In September, Prime Minister Elisabeth Borne held a press conference on the subject on energy bills and announced that, although bills will rise in 2023, the rise will be contained via a government-imposed price cap.
Here’s what that means for your household bills.
From January, gas bills can increase by up to a maximum of 15 percent for customers of Engie (formerly known as Gaz de France). For the average consumer this will represent a rise of €25 per month, although obviously your bill will vary depending on the size of the home that you are heating. If you live in a small apartment, the price rise will probably be more like €15.
From February electricity prices can also rise, again by a maximum of 15 percent. As before, the cap applies only to customers of EDF who are on the base rate tariff.
This will represent a rise of €20 per month for the average customer.

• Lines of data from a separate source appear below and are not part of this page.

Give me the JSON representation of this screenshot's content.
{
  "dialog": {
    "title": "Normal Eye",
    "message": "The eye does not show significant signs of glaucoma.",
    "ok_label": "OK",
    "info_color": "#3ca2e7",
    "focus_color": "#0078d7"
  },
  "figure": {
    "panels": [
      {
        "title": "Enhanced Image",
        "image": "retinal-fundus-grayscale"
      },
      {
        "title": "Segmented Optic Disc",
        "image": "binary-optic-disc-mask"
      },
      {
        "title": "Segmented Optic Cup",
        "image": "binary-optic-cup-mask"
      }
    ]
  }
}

The price cap covers households but also small businesses – those businesses that have a turnover of less than €1 million per year – and the smaller communes such as village mairies.

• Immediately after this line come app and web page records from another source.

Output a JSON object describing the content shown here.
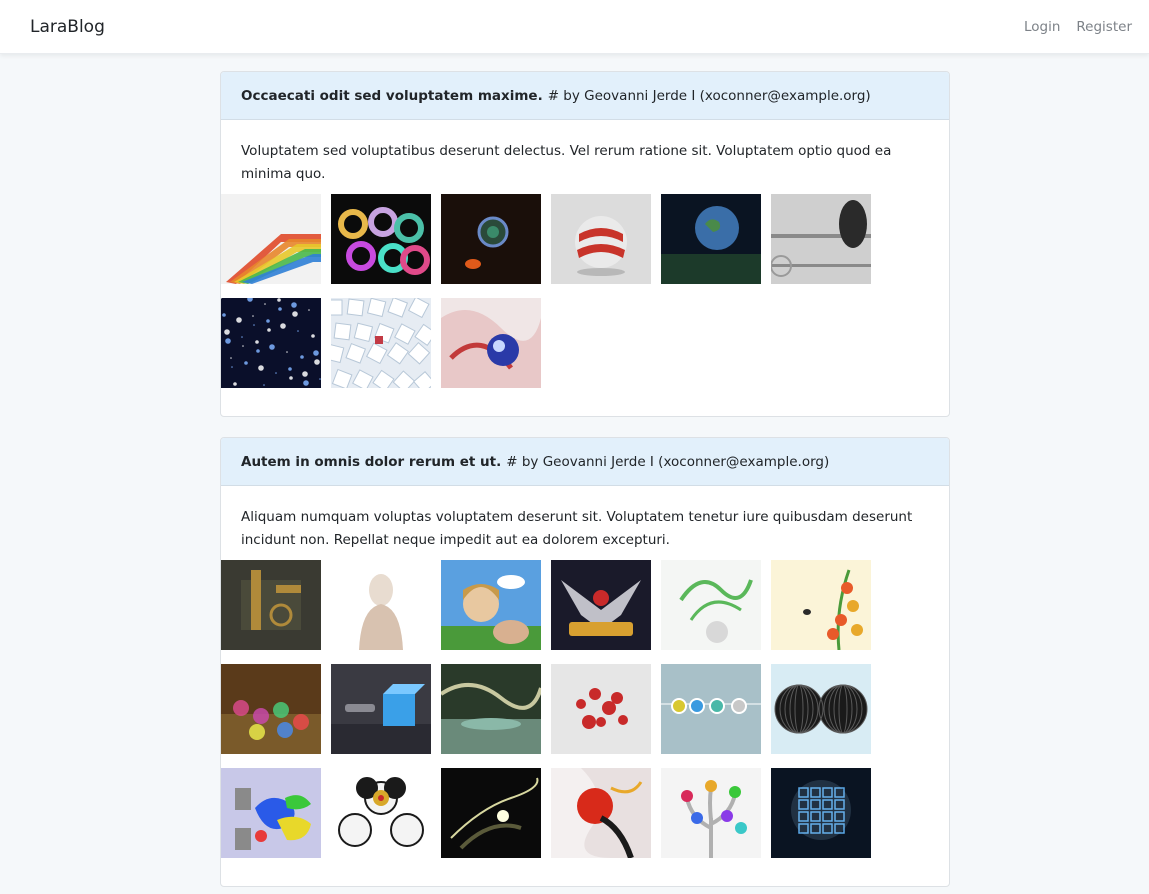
{
  "navbar": {
    "brand": "LaraBlog",
    "login": "Login",
    "register": "Register"
  },
  "posts": [
    {
      "title": "Occaecati odit sed voluptatem maxime.",
      "byline": "# by Geovanni Jerde I (xoconner@example.org)",
      "body": "Voluptatem sed voluptatibus deserunt delectus. Vel rerum ratione sit. Voluptatem optio quod ea minima quo.",
      "images": [
        {
          "name": "colorful-ribbon-image",
          "bg": "#f2f2f2",
          "fg": "#e8862b",
          "accent": "#2f7fd6",
          "kind": "ribbon"
        },
        {
          "name": "glass-swirls-image",
          "bg": "#0b0b0b",
          "fg": "#c7a3e0",
          "accent": "#4bc0a8",
          "kind": "swirls"
        },
        {
          "name": "dark-eye-image",
          "bg": "#1a0f0a",
          "fg": "#3a8a6a",
          "accent": "#e05a1a",
          "kind": "eye"
        },
        {
          "name": "striped-sphere-image",
          "bg": "#dcdcdc",
          "fg": "#c8342a",
          "accent": "#9a9a9a",
          "kind": "sphere"
        },
        {
          "name": "earth-planet-image",
          "bg": "#0a1422",
          "fg": "#3a6ea8",
          "accent": "#1c3a2a",
          "kind": "planet"
        },
        {
          "name": "chrome-head-image",
          "bg": "#cfcfcf",
          "fg": "#2a2a2a",
          "accent": "#8a8a8a",
          "kind": "head"
        },
        {
          "name": "blue-particles-image",
          "bg": "#0a0f2a",
          "fg": "#7fb2ff",
          "accent": "#ffffff",
          "kind": "particles"
        },
        {
          "name": "white-cubes-image",
          "bg": "#e6ecf3",
          "fg": "#ffffff",
          "accent": "#c23a44",
          "kind": "cubes"
        },
        {
          "name": "red-blue-orb-image",
          "bg": "#f0e6e6",
          "fg": "#c23a3a",
          "accent": "#2a3aa8",
          "kind": "orb"
        }
      ]
    },
    {
      "title": "Autem in omnis dolor rerum et ut.",
      "byline": "# by Geovanni Jerde I (xoconner@example.org)",
      "body": "Aliquam numquam voluptas voluptatem deserunt sit. Voluptatem tenetur iure quibusdam deserunt incidunt non. Repellat neque impedit aut ea dolorem excepturi.",
      "images": [
        {
          "name": "steampunk-machine-image",
          "bg": "#3a3a32",
          "fg": "#b08a3a",
          "accent": "#5a5a52",
          "kind": "machine"
        },
        {
          "name": "white-figure-image",
          "bg": "#ffffff",
          "fg": "#e8dcd0",
          "accent": "#d8c2b0",
          "kind": "figure"
        },
        {
          "name": "cartoon-girl-image",
          "bg": "#5aa0e0",
          "fg": "#e8c8a0",
          "accent": "#4a9a3a",
          "kind": "girl"
        },
        {
          "name": "airborne-logo-image",
          "bg": "#1a1a2a",
          "fg": "#c0c0c8",
          "accent": "#d8a030",
          "kind": "logo"
        },
        {
          "name": "green-splash-image",
          "bg": "#f4f6f4",
          "fg": "#5ab85a",
          "accent": "#d8d8d8",
          "kind": "splash"
        },
        {
          "name": "flowers-butterfly-image",
          "bg": "#fbf4d8",
          "fg": "#e85a2a",
          "accent": "#4a9a3a",
          "kind": "flowers"
        },
        {
          "name": "glass-marbles-image",
          "bg": "#5a3a1a",
          "fg": "#c84aa8",
          "accent": "#4ac878",
          "kind": "marbles"
        },
        {
          "name": "blue-cube-image",
          "bg": "#3a3a42",
          "fg": "#3aa0e8",
          "accent": "#8a8a92",
          "kind": "cube"
        },
        {
          "name": "fantasy-landscape-image",
          "bg": "#2a3a2a",
          "fg": "#c8c8a0",
          "accent": "#6a8a7a",
          "kind": "landscape"
        },
        {
          "name": "red-drops-image",
          "bg": "#e6e6e6",
          "fg": "#c82a2a",
          "accent": "#ffffff",
          "kind": "drops"
        },
        {
          "name": "color-orbs-image",
          "bg": "#a8c0c8",
          "fg": "#d8c830",
          "accent": "#3a9ae0",
          "kind": "orbs"
        },
        {
          "name": "black-spheres-image",
          "bg": "#d8ecf4",
          "fg": "#1a1a1a",
          "accent": "#5a5a5a",
          "kind": "spheres"
        },
        {
          "name": "paint-buckets-image",
          "bg": "#c8c8e8",
          "fg": "#2a5ae8",
          "accent": "#e8d82a",
          "kind": "paint"
        },
        {
          "name": "radiation-balls-image",
          "bg": "#ffffff",
          "fg": "#1a1a1a",
          "accent": "#d8a82a",
          "kind": "radiation"
        },
        {
          "name": "light-streaks-image",
          "bg": "#0a0a0a",
          "fg": "#d8d8a0",
          "accent": "#5a5a3a",
          "kind": "streaks"
        },
        {
          "name": "red-abstract-image",
          "bg": "#f4f0f0",
          "fg": "#d82a1a",
          "accent": "#1a1a1a",
          "kind": "abstract"
        },
        {
          "name": "color-tree-image",
          "bg": "#f4f4f4",
          "fg": "#b0b0b0",
          "accent": "#d82a5a",
          "kind": "tree"
        },
        {
          "name": "blue-crystal-image",
          "bg": "#0a1422",
          "fg": "#5aa8e8",
          "accent": "#a8d8ff",
          "kind": "crystal"
        }
      ]
    }
  ]
}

Businesses that have seen a decline in profits, or those for whom energy bills represent more than three percent of their total turnover, will also benefit from the regulated tariff.
Although French consumers are among the best protected in Europe from rising energy price rises, the increase in energy bills – coming in partnership with rising prices for other essentials such as food – will still be tough for those on low incomes.
The government therefore announced a one-off chèque energie of between €100 and €200 for low income households, which is expected to have reached 12 million households – or roughly four in 10.
Despite its name, the chèque energie is actually a cash grant, paid directly into your bank account.
The amount is calculated according to your circumstances – so for example a family with two children where the parents earn minimum wage will get €200, while a family with two children where the net monthly income is €3,000 or less will get €100.
The chèque was paid in December 2022 – and if you received previous grants and chèques energie it should have been paid to you automatically.
The grants are usually distributed automatically to people on low income, based on previous year’s tax declarations, but foreigners and recent arrivals can slip through the net, especially pensioners.
If you believe that you are eligible but haven’t received previous grants, you can go to your local CAF office to ask about eligibility.
The French government has also announced additional energy grants for families that primarily use wood heating to help combat soaring wood prices. These cheques are also means-tested.
For households that heat using fuel-oil, the French government has also offered a dedicated energy grant, but this cannot be used in tandem with the wood energy cheque.
You can learn more about how to access these grants here.